Bristol Council tonight voted unanimously for a motion opposing the government’s plans to close ticket offices at train stations. Green Councillors supported the Labour motion, and amended it before the meeting to include rail unions in the council’s discussions with Great Western Railway.
Green Councillor and national co-leader of the Party, Carla Denyer, has previously condemned the government’s plans to close ticket offices. Speaking to support the motion, Carla backed public ownership, saying:
“If the Government wants to save money on the subsidies it gives to private train operating companies, it should do what the Green Party has long proposed, return the franchises to public control when they expire so that money spent on trains goes back into trains – and ticket offices – not into the pockets of remote shareholders. Public transport should be run for people, not profit.”
Before the meeting, Green Councillors worked with other parties to amend the motion to add a recommendation to invite “all relevant unions, including RMT and ASLEF” to attend an internal scrutiny meeting with representatives from Great Western Railways and unions. The motion also calls on the Council to oppose the government’s proposals to close ticket offices, for the Mayor to “instruct officers to work with partners” to ensure all stations in the region have ticket machines installed, and for Party Group Leaders to lobby the West of England Combined Authority to improve accessibility at local stations.

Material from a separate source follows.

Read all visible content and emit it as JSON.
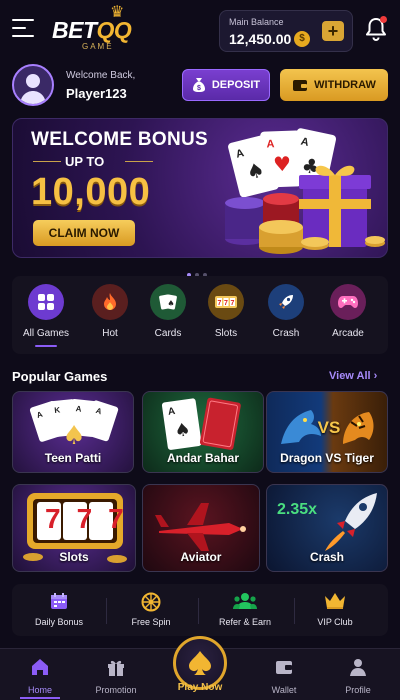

In her speech Carla also highlighted that government austerity was ultimately to blame for funding cuts to councils and public services, and challenged both Labour and Conservative parties for upholding the “discredited” economics while opposing the outcome.
“Both the motions brought tonight ultimately relate to the impact of government austerity on cash strapped services, and both Labour and Tories are supporting them. And yet – both parties are committed to totally discredited austerity economics, and nationally neither will commit to providing councils and public services with the money they need to rebuild after over a decade of decline, or to raise money for public spending through making tax fair so that the super-rich and companies pay their fair share.
“So – it’s great that we all agree ticket offices should be saved. But at the risk of pointing out the obvious, if we want decent public services in this country we have to invest in them.”